Article Text

Download PDFPDF
Speed cameras
Speed cameras under attack in the United Kingdom
  1. P Pilkington
  1. Correspondence to:
 Paul Pilkington
 University of the West of England, Glenside Campus, Blackberry Hill, Stapleton, Bristol BS16 1DD, UK;

Statistics from

Request Permissions

If you wish to reuse any or all of this article please use the link below which will take you to the Copyright Clearance Center’s RightsLink service. You will be able to get a quick price and instant permission to reuse the content in many different ways.

The health community must defend effective injury prevention interventions

This commentary examines the current campaign against speed cameras in the United Kingdom. It reveals how a health intervention, even when shown to be effective at reducing deaths and injuries, can be subject to sustained attacks from highly organised antihealth forces. It calls for concerted action among health professionals to respond to the increasingly vocal motorist lobby groups. Health professionals have a duty to defend effective interventions from unwarranted attacks.

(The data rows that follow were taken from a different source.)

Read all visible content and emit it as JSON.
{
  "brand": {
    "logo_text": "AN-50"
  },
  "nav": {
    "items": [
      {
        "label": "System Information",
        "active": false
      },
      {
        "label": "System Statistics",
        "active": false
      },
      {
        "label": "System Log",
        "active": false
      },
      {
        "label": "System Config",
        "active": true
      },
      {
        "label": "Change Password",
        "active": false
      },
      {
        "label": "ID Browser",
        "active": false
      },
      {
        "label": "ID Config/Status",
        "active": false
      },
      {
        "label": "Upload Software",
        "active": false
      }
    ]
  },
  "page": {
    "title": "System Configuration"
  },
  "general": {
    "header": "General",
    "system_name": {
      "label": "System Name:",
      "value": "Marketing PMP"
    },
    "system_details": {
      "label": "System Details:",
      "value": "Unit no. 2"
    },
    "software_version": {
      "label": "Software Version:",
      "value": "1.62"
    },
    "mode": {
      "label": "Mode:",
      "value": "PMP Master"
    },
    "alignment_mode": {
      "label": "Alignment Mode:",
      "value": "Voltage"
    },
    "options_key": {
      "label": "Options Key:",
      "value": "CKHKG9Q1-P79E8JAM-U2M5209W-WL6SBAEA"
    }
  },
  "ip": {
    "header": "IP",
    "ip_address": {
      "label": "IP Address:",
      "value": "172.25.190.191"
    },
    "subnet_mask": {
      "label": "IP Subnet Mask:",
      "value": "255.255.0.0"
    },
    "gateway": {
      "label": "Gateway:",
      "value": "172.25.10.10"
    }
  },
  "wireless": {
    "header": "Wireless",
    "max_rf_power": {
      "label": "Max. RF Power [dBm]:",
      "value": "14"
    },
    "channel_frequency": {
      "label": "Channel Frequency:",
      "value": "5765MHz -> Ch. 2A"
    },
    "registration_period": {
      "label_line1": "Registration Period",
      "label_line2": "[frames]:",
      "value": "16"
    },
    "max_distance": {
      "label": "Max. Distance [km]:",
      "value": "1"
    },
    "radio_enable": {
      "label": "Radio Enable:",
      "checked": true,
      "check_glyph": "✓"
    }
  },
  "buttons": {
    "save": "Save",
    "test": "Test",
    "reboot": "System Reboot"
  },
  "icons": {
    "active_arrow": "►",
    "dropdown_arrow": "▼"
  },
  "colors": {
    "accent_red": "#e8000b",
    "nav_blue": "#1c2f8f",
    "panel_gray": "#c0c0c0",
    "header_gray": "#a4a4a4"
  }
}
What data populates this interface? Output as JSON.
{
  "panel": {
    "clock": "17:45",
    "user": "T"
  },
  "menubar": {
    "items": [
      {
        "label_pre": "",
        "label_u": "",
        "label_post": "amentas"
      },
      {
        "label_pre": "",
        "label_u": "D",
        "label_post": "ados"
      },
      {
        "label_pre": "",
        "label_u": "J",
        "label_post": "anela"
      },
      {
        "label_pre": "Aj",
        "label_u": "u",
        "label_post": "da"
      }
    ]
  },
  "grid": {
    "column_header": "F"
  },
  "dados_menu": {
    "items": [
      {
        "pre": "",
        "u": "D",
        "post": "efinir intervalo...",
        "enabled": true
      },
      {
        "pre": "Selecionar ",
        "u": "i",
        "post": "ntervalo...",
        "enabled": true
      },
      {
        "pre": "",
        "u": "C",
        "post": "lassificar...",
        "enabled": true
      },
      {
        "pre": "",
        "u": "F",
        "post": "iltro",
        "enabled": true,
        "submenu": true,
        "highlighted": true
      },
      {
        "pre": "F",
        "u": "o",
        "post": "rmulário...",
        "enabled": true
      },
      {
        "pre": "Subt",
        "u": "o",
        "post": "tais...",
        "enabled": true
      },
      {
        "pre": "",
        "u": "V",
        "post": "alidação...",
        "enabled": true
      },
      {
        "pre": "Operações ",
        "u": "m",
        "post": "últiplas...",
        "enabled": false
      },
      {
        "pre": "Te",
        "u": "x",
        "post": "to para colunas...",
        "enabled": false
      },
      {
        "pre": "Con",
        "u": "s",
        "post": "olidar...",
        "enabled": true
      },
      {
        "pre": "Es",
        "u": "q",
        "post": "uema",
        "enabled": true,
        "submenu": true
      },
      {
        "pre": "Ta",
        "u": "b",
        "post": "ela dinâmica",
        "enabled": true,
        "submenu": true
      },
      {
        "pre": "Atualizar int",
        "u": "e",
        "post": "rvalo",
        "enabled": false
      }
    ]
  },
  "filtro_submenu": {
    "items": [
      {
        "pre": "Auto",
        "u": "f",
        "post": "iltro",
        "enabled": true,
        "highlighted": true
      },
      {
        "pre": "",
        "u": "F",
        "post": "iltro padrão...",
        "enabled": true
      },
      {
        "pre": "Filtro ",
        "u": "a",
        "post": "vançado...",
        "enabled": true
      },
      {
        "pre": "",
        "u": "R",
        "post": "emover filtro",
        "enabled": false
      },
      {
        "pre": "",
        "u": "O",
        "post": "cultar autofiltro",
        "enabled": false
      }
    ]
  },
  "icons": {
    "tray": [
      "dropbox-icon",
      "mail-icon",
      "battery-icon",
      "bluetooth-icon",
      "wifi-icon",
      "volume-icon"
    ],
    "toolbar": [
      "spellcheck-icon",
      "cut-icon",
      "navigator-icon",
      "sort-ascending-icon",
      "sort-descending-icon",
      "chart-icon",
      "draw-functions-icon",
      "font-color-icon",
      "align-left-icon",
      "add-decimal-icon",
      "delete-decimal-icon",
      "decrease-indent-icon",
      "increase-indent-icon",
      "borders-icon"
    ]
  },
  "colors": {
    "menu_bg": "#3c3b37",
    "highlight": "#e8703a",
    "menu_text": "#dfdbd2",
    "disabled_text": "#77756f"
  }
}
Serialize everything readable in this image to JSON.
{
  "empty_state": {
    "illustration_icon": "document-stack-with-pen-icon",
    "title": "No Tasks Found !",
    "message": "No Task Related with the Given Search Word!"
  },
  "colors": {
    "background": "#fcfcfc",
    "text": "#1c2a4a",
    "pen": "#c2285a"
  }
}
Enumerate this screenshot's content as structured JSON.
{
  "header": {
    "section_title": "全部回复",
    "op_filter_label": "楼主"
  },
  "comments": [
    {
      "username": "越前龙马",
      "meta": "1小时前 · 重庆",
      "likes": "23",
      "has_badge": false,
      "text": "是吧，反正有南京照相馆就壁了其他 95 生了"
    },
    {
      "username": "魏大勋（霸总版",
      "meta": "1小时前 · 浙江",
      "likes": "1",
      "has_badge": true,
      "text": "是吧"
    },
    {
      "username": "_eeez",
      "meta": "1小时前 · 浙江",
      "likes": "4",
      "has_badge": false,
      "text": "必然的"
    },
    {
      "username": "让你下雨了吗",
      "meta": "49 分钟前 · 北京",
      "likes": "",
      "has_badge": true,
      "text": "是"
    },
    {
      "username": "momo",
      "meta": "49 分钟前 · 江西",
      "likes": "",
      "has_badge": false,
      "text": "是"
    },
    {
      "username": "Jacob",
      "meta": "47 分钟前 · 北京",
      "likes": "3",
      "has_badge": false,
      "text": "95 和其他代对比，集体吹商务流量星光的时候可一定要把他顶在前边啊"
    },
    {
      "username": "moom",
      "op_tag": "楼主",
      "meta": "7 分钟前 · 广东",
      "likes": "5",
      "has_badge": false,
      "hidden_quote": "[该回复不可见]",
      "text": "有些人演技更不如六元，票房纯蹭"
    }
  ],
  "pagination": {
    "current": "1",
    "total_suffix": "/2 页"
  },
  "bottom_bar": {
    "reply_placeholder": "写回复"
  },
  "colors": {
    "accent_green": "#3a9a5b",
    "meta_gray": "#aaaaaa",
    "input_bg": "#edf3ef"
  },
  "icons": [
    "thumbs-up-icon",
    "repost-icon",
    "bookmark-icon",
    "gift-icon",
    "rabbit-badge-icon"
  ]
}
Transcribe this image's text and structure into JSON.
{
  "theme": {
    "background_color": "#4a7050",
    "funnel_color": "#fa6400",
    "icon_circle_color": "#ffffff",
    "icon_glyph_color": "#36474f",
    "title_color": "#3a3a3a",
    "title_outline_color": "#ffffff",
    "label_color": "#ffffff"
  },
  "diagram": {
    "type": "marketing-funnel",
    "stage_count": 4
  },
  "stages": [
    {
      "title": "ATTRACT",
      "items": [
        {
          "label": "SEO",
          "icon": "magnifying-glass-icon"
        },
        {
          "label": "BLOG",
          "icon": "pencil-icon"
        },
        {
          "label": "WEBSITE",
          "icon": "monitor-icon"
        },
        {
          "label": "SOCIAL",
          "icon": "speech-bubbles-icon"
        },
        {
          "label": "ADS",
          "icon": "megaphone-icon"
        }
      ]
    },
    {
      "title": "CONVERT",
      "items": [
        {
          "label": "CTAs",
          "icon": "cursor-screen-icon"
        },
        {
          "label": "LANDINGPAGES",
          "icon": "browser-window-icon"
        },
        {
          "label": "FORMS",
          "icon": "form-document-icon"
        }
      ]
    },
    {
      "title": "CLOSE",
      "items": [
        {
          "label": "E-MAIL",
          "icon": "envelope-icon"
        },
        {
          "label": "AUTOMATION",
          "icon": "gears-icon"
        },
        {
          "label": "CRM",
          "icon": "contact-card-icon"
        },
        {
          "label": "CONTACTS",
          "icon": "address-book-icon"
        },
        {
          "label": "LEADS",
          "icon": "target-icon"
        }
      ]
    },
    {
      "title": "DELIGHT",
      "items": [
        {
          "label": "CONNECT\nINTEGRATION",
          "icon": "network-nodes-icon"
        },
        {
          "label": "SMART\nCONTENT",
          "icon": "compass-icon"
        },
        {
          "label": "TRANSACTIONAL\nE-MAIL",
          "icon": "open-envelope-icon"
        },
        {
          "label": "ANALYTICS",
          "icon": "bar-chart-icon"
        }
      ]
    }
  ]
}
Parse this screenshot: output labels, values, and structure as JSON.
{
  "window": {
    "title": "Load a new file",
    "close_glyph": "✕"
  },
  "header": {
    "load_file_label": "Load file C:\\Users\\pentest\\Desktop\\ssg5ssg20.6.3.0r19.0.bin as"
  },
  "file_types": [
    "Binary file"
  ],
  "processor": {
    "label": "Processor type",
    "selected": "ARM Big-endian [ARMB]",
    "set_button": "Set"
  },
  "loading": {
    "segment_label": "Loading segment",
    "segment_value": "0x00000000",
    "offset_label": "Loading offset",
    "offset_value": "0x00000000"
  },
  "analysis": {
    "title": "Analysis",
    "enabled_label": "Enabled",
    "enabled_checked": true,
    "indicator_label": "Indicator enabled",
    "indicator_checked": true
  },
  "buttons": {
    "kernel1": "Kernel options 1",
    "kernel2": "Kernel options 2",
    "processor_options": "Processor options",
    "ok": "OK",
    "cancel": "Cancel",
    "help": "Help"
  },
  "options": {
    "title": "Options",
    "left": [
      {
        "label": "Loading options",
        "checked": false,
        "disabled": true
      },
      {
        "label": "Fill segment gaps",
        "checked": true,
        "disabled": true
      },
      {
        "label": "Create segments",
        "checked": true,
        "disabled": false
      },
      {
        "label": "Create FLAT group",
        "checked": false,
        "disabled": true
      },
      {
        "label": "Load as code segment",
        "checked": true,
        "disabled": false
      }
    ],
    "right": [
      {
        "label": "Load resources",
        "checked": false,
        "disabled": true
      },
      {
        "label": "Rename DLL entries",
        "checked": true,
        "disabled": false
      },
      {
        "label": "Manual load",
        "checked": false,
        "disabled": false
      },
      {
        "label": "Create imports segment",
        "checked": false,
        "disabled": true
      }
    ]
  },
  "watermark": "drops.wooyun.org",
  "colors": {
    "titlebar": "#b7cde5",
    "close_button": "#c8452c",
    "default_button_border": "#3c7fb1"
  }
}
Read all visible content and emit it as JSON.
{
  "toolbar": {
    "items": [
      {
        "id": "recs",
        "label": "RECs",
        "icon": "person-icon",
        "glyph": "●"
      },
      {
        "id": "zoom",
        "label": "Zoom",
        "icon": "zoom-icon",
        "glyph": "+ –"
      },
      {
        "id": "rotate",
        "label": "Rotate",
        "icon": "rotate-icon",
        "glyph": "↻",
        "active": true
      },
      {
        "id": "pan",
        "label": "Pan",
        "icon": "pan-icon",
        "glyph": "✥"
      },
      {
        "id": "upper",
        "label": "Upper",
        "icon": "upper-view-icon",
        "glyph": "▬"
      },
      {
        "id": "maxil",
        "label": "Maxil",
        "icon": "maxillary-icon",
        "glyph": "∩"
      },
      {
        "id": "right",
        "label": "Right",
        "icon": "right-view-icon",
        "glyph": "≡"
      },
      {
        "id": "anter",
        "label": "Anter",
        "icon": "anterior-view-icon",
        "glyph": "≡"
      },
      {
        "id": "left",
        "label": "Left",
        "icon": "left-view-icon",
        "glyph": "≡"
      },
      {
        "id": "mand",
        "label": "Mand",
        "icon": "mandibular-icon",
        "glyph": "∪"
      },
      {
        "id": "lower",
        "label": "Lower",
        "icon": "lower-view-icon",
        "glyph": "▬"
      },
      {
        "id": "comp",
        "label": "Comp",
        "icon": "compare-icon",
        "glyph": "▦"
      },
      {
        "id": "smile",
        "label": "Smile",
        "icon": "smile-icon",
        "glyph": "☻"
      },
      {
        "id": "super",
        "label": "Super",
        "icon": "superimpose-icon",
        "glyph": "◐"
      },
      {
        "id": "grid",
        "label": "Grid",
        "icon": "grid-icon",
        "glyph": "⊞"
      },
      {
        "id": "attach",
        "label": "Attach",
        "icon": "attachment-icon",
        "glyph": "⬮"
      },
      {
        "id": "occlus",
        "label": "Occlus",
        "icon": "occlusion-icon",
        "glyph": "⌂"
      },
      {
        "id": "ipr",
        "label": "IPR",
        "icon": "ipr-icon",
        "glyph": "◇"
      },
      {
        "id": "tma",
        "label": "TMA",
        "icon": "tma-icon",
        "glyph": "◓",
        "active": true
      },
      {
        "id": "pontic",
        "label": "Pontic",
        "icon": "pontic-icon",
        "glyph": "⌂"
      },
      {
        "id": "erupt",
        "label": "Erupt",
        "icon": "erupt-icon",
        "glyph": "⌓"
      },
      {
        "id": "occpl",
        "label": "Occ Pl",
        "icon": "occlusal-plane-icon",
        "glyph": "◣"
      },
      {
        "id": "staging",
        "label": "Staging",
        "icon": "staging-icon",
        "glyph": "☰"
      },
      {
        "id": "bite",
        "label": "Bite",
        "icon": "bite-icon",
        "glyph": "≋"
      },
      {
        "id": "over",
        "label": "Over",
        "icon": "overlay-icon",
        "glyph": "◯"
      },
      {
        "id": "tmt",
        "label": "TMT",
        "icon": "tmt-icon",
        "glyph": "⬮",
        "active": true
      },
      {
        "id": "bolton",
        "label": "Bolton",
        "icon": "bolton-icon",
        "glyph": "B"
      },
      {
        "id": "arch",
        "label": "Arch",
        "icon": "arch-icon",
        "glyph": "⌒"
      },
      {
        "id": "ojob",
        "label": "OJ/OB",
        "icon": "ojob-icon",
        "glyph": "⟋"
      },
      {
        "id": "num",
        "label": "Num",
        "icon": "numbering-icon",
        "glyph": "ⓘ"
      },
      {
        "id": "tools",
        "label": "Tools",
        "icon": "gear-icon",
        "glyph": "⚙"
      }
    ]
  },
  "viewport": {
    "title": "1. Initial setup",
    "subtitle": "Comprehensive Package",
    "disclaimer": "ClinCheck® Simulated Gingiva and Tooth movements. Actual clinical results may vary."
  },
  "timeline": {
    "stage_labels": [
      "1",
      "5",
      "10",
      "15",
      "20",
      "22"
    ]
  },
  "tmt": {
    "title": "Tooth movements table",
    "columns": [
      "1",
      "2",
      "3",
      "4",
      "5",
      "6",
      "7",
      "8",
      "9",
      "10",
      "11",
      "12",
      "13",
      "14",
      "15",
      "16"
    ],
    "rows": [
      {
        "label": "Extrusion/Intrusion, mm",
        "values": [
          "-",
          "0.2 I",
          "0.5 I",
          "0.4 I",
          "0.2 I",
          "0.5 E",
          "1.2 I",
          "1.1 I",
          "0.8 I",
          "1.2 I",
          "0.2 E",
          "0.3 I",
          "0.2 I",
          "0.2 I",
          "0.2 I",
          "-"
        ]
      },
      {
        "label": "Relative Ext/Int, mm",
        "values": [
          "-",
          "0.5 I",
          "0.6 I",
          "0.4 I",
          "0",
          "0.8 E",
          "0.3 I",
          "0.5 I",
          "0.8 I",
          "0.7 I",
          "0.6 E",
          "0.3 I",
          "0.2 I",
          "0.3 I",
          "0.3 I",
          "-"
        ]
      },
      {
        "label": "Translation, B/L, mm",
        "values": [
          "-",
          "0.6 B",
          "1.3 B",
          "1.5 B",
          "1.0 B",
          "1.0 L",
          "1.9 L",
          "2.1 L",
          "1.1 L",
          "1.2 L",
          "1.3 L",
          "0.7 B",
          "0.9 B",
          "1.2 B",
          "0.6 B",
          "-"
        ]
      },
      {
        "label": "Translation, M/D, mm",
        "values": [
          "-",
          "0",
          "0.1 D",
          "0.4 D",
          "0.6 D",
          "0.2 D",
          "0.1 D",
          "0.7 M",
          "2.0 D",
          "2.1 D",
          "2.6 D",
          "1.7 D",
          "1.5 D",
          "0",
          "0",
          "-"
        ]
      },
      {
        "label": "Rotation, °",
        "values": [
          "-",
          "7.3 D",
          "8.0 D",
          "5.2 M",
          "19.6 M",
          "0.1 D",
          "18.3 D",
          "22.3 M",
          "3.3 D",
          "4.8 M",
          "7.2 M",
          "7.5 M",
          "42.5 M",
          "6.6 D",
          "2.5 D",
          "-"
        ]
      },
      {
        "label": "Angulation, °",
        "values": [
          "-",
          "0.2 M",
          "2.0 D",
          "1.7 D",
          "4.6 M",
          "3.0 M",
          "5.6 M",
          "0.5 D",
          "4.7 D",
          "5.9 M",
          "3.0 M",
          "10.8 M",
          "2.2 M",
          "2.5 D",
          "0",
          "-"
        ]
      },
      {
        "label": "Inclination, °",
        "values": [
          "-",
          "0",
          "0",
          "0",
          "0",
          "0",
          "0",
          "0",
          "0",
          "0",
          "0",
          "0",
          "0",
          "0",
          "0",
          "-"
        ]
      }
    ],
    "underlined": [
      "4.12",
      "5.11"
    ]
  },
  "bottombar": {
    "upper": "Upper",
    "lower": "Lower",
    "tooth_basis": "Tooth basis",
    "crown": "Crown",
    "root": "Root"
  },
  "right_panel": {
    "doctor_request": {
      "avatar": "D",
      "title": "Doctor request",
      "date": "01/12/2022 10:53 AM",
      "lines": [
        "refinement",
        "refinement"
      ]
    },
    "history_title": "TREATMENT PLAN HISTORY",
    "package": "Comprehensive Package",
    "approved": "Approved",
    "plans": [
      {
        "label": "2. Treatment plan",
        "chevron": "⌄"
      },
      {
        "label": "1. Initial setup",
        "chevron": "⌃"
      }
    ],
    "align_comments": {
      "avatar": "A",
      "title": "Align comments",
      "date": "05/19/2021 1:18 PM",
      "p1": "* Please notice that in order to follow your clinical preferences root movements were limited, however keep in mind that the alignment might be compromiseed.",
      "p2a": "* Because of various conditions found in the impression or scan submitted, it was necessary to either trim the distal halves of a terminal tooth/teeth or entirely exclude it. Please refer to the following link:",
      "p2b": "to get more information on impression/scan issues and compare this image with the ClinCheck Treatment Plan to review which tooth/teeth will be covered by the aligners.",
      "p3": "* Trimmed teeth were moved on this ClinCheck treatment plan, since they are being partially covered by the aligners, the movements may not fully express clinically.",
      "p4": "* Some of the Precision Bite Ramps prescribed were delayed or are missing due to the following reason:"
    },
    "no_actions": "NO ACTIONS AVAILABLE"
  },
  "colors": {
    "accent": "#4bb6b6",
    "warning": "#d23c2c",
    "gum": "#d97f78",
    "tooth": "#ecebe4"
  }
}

They should communicate with the general public about the role of such interventions in improving health and takes steps to ensure that vocal lobby groups do not threaten evidence based injury prevention initiatives.


Road traffic collisions are an important cause of death and disability both worldwide and in the United Kingdom.1 By 2020 road traffic collisions will have moved from ninth to third place in the world ranking of the burden of disease.2 And each year in Britain around 3500 people are killed and 330 000 are injured on the roads.3 Research in the United Kingdom estimates that at least one third of collisions are speed related.4

Measures to reduce traffic speed are considered key to reducing casualties on the road.5,6 In the United Kingdom speed cameras are used to help reduce traffic speeds, traffic collisions, and casualties.7 A major expansion of speed cameras is underway, led at police force level by multiagency groups called Safety Camera Partnerships.7 The camera partnerships include representatives from the police, local authorities, and National Health Service (NHS). The partnerships are centrally financed, and can also use income generated from fines to increase the number of cameras in their local area. The government hopes that the safety camera initiative will help it achieve its road safety targets.


Speed …

View Full Text

Linked Articles

    BMJ Publishing Group Ltd